klunkle3's picture
klunkle3

What excellent advice!  I truly appreciate it. 

patsyr's picture
patsyr

Hi I have appreciate all the wonderful advice, but does anger,rage tag on to a spoiled child? My 8yr old is totally raging out when she does not get her way or does not want to do somethings. She does not let go of it until she wears herself out! Have any one out there have this issur? Thanks

Poppymom's picture
Poppymom

I have an eleven year old drama queen. I have tried hard not to spoil her but she's turned into this kind of child of entitlement. If an adult has something or behaves in a certain way (not a bad way, like staying up later at night) she's entitled to also! She's very clothes (label and store) conscious and does not see why she needs to pick up her things, help with her dishes after dinner or set the table. She has her own money - from birthdays, etc. but refuses to spend it. She can be an absolutely delightful child to get what she wants but as soon as she gets it, or the focus is on someone else. She is incredibly self-centered, rude and obnoxious. Help!

2xstepmom's picture
2xstepmom

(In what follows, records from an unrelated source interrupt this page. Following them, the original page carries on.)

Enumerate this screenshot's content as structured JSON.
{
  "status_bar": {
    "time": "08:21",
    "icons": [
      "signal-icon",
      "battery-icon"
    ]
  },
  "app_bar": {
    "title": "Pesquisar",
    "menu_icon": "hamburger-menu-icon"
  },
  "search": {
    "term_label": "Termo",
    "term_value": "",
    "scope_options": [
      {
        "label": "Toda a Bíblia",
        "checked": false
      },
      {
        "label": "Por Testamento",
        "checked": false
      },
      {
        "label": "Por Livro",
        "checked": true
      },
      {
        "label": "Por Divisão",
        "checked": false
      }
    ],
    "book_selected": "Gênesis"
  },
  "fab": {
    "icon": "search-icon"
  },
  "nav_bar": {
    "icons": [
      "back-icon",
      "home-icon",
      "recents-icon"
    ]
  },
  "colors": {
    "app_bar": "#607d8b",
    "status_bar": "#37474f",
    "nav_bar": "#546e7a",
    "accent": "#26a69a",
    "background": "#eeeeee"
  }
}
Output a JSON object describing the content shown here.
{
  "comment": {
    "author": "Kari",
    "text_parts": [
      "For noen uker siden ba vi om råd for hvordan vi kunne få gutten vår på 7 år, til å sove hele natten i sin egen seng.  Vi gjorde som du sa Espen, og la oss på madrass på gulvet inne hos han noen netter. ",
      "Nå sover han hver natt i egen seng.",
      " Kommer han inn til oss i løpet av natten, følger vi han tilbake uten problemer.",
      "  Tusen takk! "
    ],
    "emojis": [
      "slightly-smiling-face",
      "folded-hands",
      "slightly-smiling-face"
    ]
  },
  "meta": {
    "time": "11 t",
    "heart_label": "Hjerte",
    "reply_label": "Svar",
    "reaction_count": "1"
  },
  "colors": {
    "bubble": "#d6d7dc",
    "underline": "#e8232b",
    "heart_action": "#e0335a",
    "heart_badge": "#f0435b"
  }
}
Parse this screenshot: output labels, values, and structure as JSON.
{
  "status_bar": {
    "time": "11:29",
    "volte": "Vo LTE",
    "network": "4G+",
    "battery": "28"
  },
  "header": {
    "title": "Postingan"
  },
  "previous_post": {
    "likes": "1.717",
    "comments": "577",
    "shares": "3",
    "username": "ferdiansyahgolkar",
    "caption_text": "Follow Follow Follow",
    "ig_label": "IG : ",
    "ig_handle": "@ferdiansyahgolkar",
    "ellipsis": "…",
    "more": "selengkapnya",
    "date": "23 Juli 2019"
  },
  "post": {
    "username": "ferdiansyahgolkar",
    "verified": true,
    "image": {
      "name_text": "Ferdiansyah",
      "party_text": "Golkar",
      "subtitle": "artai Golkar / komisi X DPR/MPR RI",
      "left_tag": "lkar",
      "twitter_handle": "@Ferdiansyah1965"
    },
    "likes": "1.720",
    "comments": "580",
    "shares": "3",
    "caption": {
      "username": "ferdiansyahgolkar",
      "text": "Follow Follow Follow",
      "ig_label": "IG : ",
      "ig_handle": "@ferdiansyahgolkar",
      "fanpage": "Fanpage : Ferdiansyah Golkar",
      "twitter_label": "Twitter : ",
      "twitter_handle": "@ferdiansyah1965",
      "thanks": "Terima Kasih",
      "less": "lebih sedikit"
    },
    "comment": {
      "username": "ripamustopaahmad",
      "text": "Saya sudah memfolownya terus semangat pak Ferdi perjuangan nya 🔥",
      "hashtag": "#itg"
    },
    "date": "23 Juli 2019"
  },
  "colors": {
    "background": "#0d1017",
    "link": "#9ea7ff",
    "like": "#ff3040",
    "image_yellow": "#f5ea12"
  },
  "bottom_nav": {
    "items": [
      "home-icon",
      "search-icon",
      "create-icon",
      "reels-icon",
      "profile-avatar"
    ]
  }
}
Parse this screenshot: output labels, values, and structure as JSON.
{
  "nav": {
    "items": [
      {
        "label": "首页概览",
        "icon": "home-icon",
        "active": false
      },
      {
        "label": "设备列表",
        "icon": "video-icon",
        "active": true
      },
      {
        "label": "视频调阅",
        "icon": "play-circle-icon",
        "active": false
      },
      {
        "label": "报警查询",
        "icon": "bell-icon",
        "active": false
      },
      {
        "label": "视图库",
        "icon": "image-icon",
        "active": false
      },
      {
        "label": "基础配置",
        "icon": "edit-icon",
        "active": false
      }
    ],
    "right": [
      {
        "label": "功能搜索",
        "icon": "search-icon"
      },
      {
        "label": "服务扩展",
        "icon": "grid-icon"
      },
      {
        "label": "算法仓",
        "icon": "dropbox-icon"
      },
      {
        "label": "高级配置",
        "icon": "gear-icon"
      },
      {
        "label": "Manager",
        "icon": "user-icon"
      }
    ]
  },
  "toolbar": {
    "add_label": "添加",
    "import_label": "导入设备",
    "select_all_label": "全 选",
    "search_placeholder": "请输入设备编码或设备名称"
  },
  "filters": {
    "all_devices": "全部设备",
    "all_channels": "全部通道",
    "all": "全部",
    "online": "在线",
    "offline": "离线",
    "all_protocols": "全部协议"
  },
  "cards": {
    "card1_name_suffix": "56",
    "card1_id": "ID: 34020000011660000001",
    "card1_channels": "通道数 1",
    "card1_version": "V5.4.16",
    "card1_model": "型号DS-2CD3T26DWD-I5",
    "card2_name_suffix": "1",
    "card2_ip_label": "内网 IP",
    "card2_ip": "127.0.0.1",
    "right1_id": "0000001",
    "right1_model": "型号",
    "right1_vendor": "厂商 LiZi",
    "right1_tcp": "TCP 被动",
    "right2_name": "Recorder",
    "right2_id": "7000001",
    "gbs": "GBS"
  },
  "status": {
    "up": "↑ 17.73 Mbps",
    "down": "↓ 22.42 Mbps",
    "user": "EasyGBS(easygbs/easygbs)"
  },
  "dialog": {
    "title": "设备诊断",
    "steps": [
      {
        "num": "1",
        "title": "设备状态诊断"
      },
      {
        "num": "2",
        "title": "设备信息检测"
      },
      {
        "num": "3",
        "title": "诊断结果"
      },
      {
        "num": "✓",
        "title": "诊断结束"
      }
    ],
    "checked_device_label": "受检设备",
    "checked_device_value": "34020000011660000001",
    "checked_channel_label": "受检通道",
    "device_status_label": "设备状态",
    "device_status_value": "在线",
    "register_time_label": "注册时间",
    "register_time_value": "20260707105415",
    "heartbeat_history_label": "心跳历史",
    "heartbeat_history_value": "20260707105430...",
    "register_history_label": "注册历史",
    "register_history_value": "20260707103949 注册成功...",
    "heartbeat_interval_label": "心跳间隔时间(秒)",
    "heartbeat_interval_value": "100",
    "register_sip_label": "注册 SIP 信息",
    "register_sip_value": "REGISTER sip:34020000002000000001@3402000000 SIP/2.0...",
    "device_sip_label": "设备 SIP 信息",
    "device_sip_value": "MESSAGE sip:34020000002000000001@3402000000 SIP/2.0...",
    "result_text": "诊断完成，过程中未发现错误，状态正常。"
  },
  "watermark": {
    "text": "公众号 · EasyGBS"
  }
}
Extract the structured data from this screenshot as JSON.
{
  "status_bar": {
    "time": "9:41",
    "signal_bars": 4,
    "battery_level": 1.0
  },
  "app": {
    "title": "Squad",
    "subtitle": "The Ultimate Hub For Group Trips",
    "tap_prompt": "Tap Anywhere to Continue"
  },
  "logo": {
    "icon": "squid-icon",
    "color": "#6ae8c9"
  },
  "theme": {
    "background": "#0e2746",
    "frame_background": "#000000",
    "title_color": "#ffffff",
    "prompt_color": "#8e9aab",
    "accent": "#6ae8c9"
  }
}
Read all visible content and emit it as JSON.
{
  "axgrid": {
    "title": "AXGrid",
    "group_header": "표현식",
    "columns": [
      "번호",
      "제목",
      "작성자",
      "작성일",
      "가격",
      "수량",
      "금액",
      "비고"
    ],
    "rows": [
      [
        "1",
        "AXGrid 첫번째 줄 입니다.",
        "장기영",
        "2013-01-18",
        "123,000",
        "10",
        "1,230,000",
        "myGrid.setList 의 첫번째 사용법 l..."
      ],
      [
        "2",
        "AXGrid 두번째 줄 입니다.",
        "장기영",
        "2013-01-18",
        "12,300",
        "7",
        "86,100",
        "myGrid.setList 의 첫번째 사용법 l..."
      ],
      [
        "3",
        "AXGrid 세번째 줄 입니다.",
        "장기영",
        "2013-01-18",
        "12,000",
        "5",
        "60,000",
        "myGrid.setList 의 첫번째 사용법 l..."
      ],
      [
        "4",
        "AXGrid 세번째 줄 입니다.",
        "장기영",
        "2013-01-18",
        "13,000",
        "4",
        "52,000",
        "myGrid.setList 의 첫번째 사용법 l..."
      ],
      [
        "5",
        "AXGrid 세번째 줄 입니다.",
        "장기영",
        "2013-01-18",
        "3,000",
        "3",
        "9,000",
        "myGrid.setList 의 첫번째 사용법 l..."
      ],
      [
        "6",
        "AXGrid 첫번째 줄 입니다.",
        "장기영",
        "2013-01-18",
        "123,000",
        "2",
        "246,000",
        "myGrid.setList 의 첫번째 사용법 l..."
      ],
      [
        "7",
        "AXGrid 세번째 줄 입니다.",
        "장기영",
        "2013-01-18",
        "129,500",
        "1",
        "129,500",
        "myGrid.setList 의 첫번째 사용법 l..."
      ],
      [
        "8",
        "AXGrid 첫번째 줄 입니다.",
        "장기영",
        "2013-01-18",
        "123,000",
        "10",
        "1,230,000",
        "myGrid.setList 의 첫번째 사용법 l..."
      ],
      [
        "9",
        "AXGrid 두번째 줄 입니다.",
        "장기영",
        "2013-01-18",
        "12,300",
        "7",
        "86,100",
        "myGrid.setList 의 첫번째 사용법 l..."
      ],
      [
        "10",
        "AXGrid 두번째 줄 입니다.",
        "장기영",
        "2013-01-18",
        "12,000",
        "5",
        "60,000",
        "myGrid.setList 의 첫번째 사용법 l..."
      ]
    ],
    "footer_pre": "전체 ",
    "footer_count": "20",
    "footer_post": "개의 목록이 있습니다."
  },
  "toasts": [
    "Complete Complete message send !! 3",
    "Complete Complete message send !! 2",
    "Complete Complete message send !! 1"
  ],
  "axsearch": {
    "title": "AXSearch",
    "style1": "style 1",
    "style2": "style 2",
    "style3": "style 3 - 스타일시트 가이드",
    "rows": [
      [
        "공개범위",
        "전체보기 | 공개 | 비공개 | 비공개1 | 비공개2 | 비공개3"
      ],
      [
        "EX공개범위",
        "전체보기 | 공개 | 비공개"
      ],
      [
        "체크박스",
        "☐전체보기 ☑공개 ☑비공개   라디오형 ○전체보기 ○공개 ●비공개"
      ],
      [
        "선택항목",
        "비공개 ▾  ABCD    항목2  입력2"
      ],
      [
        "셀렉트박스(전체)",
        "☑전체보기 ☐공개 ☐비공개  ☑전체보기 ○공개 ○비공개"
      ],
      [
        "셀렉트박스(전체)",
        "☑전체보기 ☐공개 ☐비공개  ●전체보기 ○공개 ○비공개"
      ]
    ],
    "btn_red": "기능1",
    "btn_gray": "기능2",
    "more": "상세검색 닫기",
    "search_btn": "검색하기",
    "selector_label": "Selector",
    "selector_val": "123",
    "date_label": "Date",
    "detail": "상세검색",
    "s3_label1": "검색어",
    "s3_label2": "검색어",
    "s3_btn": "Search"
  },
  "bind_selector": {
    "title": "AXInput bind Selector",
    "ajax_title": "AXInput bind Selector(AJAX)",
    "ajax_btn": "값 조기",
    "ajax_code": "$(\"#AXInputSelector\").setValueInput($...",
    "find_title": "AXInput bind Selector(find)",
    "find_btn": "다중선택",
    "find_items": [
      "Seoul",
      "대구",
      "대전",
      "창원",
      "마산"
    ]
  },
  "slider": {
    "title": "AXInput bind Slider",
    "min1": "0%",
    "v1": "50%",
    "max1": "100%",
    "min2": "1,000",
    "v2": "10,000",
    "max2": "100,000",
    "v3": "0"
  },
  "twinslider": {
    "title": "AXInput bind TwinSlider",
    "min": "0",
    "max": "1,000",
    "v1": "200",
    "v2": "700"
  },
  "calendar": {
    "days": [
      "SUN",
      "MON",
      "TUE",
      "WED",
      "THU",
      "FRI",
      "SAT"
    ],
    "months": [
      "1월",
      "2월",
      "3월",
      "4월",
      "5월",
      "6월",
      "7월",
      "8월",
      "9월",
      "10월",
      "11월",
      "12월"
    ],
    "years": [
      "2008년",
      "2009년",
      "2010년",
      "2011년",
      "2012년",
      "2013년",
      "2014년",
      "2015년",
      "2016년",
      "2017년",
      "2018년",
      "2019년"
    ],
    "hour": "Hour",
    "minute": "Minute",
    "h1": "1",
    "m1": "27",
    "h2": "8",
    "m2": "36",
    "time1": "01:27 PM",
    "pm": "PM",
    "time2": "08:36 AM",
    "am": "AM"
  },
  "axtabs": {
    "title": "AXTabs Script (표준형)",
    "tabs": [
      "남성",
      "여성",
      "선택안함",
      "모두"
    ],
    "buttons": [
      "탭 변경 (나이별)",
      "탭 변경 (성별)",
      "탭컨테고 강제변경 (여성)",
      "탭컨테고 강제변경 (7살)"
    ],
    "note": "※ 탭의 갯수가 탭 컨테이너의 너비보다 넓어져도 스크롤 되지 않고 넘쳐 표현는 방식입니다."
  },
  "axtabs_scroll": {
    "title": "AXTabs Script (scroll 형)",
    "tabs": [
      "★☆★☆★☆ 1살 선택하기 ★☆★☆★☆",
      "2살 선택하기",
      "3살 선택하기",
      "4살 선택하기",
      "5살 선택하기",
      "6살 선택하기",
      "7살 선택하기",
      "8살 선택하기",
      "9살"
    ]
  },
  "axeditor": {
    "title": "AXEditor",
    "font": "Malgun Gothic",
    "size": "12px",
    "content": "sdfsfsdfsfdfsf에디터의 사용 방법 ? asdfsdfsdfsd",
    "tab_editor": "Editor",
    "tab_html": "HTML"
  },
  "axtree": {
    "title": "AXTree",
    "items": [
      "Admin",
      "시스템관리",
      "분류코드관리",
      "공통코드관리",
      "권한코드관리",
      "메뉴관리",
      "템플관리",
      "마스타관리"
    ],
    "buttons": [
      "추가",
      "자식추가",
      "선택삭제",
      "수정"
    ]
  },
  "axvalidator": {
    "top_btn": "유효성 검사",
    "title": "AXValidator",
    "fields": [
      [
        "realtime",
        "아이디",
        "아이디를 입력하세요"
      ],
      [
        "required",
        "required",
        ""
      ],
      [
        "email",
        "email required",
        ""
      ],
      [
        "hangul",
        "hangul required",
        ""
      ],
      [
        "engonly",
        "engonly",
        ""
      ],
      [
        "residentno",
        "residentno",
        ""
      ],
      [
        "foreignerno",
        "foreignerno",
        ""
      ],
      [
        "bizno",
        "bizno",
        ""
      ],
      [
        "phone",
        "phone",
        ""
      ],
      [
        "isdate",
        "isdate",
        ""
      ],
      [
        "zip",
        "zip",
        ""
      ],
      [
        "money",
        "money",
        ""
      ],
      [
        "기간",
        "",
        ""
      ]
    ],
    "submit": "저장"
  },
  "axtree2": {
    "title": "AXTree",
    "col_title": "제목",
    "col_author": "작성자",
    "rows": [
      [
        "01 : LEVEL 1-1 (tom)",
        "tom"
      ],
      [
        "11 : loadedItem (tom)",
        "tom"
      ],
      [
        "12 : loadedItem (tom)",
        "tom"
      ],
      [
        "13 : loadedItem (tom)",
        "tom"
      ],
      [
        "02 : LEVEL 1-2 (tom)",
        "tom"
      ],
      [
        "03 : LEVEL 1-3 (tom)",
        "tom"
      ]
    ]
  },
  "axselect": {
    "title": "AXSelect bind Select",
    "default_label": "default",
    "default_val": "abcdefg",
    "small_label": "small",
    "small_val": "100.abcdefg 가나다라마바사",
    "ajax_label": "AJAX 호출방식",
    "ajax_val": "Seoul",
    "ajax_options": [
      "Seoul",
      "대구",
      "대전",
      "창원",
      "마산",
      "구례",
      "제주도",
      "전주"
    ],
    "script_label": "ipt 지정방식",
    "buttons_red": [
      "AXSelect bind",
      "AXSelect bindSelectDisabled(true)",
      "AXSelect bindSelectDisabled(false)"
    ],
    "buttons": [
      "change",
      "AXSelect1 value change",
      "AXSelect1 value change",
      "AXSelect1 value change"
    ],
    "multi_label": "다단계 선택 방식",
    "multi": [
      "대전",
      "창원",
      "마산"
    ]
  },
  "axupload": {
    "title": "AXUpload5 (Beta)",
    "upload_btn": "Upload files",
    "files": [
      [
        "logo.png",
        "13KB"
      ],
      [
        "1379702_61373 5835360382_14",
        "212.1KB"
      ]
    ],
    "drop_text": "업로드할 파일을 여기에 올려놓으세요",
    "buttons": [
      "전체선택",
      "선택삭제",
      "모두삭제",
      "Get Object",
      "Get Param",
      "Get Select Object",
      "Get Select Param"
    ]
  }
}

Raging can be indicative of a serious issue. You should have your child evaluated by a competent psychologist as soon as you possibly can. I work with children with emotional issues and anger and raging as you describe it is not being simply spoiled. Your daughter and family need to get help now or you will have some really serious issues to deal with when she gets older. Early intervention is the key!! Let me know if I can help in any way.

concerned mom's picture
concerned mom

Hi everyone,
I used to work as a nanny for two spoiled little "angels". Cute as can be, but spoiled like you wldn't believe! The parents knew this too, but continued to give into their every want. B/c the parents both worked, I believe they felt guilty not being w/ their children all the time, so they wld come home w/ gifts almost every wk! They also wld take the boys to Disney and other similar vacations every yr. Can you believe it? The family was very nice and loving, but they seriously needed some help. These kids ran their lives! If you told them no, they wld throw tamtrums, break toys, slam doors.... This was all b/c mommy and daddy always gave in. From my experience, I've learned that you have to stick to your word and never give in. It'll probably get worse before it gets better, but you have to be strong. Use discipline appropriate to the action (time-out/taking things away), and be CONSISTENT!
When things calm down a bit, discuss the option of an allowance. This will help teach your child the value of working for things and appreciating them. It also teaches responsibility. You don't need to buy material things or go to expensive theme parks to show your child you love her. Just spend time w/ her playing simple games, going to the playground, doing crafts, etc. Your daughter will thank you later on. Good luck!